The site of Elk Landing is significant for its association with trade between the Scandinavian settlers and the Susquehannock, as well as with the history of early Swedish settlement in Maryland. Elk Landing was also the site of the arrival of the Lutheran priests, Andreas Rudman and Erik Bjork, who landed on June 24, 1697 to renew the work of the Church of Sweden started in the former New Sweden colony.[5] [6] [7] [8]


  1. ^ a b National Park Service (2010-07-09). "National Register Information System". National Register of Historic Places. National Park Service. 
  2. ^ Richard H. Hulan and Peter Craig (July 1983). "National Register of Historic Places Registration: Elk Landing" (PDF). Maryland Historical Trust. Retrieved 2016-01-01. 
  3. ^ Hans Månsson and his Steelman Family (Dr. Peter Stebbins Craig. "Swedish Colonial News", Volume 1, Number 10. Fall 1994)
  4. ^ "Elk Landing (John Hanson Steelman House" (PDF). National Register of Historic Places. Retrieved October 11, 2015. 
  5. ^ Elk Landing to be Restored ("Swedish Colonial News" Volume 2, Number 2 Summer 2000)
  6. ^ Lutherans Bjork and Rudman Came to Delaware Finns (Christianity.com)
  7. ^ "Rudman, Anders". Christian Cyclopedia. Retrieved October 11, 2015. 
  8. ^ "Björk, Eric Tobias". Christian Cyclopedia. Retrieved October 11, 2015. 

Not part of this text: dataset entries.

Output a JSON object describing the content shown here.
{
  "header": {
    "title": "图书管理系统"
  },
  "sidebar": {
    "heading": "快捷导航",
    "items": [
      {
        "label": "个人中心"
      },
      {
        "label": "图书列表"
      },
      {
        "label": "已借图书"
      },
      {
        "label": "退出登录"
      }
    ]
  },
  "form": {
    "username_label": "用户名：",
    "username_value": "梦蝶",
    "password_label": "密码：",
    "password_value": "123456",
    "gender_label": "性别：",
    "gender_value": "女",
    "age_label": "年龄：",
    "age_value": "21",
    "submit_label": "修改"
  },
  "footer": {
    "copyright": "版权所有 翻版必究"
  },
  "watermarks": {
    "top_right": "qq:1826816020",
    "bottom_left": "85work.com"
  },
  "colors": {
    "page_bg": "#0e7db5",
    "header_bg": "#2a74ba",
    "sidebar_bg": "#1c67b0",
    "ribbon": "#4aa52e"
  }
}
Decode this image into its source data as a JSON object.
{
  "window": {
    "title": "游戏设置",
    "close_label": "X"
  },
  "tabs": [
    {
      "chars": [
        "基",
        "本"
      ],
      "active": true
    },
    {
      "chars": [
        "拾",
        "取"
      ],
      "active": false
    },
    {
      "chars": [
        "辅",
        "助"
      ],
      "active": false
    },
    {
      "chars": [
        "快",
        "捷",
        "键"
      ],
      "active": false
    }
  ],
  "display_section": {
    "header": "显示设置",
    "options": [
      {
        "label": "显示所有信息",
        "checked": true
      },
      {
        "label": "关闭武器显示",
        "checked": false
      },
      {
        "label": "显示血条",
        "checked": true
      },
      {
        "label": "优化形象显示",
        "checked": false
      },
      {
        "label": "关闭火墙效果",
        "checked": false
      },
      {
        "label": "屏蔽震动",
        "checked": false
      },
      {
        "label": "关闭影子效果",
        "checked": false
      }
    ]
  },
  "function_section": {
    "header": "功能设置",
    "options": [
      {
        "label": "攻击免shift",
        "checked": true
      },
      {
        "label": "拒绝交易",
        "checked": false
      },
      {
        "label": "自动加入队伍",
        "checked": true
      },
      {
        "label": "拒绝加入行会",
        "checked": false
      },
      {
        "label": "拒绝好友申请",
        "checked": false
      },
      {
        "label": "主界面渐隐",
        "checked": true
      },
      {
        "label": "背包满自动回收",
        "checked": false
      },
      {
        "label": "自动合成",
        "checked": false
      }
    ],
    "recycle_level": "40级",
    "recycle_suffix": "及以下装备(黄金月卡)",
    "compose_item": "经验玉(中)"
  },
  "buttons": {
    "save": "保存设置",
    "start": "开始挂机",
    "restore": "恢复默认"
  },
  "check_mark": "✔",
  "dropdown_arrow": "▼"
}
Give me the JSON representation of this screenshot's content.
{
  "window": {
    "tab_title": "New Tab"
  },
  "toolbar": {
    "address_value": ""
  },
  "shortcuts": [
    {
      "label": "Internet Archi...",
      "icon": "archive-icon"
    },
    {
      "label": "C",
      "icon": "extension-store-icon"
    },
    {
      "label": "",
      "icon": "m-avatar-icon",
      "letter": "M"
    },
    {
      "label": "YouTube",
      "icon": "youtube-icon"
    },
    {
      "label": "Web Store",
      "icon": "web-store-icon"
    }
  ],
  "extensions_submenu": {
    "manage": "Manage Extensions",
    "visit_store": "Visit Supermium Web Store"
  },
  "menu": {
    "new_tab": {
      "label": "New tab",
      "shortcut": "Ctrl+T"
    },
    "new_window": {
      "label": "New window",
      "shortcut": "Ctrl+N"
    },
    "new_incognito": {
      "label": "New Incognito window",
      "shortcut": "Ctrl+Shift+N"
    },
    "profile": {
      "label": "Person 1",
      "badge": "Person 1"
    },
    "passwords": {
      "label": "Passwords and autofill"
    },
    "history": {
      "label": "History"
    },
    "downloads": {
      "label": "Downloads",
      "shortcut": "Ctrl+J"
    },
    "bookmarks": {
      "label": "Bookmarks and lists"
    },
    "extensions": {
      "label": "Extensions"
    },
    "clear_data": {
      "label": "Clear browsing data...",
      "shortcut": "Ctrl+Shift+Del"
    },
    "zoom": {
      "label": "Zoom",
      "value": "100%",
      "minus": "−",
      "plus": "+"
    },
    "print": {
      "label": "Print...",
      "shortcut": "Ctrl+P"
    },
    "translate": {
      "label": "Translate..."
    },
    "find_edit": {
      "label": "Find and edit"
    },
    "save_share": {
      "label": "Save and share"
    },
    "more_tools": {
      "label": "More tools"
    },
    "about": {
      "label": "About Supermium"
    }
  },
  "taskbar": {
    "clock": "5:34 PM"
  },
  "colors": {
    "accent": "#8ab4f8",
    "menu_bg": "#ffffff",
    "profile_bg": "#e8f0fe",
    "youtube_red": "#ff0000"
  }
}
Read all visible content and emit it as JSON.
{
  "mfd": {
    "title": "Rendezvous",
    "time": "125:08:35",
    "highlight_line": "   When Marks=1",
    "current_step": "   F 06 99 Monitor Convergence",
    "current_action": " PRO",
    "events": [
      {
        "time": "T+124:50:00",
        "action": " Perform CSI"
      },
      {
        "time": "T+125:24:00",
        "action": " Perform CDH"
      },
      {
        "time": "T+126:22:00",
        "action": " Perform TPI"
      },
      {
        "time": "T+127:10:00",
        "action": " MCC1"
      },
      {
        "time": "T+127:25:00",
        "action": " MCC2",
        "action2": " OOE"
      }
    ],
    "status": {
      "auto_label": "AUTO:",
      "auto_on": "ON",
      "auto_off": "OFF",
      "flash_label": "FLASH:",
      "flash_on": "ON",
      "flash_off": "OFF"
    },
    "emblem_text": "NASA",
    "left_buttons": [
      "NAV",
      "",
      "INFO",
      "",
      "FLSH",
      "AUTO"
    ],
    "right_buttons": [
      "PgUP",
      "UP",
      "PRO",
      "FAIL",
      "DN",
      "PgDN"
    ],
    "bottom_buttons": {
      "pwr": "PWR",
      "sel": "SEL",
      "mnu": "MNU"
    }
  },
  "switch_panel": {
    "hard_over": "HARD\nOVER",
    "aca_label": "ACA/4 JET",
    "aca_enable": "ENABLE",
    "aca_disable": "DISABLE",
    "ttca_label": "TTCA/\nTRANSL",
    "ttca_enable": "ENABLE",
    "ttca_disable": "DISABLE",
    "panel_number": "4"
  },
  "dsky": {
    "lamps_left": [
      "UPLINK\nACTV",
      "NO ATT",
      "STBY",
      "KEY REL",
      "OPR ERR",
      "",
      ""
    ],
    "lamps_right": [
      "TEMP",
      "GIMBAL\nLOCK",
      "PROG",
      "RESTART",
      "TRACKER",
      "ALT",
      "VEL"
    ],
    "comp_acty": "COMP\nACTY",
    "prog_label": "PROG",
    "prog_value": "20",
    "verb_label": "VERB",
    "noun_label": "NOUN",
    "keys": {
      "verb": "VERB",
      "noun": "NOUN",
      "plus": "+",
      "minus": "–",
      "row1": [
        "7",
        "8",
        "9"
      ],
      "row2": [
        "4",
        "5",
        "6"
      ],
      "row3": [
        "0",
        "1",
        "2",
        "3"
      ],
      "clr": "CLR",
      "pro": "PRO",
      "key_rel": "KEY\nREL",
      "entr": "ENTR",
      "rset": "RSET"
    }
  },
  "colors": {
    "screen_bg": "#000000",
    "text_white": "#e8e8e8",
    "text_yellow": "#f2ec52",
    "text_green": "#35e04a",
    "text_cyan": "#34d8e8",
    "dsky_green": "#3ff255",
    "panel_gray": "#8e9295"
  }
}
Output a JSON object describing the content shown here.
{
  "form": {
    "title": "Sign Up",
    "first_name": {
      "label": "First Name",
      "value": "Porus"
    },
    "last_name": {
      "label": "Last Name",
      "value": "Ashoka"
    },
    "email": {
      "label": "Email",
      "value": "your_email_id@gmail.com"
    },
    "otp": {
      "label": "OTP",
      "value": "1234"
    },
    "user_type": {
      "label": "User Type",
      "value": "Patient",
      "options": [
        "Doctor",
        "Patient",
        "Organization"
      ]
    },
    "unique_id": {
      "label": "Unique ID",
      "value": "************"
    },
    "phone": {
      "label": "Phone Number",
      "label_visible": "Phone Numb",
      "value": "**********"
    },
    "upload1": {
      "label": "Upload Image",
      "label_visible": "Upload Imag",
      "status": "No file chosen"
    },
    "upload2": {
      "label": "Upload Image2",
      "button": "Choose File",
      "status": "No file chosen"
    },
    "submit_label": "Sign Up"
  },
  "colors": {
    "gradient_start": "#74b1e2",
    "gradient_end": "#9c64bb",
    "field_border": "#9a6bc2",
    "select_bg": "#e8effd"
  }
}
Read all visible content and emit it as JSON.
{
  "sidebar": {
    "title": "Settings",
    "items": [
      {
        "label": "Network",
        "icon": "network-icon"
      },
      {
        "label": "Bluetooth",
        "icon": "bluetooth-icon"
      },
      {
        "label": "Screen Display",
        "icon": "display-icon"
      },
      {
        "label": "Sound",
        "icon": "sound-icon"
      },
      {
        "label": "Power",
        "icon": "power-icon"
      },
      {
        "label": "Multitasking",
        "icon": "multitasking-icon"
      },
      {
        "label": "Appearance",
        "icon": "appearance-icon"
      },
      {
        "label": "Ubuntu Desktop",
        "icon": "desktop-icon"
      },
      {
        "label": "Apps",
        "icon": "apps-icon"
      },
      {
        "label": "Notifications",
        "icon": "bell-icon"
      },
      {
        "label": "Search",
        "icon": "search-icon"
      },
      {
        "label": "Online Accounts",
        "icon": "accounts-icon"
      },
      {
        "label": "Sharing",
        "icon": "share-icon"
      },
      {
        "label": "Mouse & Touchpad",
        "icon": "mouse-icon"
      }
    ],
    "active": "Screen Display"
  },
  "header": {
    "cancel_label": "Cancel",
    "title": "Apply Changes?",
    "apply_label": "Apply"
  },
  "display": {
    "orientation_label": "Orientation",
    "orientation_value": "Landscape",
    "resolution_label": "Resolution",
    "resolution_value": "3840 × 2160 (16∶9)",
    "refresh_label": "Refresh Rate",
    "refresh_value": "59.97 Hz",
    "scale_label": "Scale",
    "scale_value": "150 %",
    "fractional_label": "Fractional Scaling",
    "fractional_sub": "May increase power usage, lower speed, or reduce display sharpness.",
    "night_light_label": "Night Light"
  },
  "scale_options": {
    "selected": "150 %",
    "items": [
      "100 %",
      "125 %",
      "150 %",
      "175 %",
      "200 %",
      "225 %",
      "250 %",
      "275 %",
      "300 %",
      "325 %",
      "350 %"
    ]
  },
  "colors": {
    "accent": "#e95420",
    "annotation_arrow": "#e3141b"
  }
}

Related Reading[edit]

  • Benson, Adolph B.; Naboth Hedin (1938) Swedes in America, 1638–1938 (New Haven, CT: Yale University Press) ISBN 978-0-8383-0326-9
  • Louhi, E. A. (1925) The Delaware Finns or The First Permanent Settlements in Pennsylvania, Delaware, West New Jersey, and Eastern Part of Maryland (New York City: The Humanity Press Publishers)
  • Weslager, C. A. (1988) New Sweden on the Delaware 1638–1655 (The Middle Atlantic Press, Wilmington) ISBN 0-912608-65-X

External links[edit]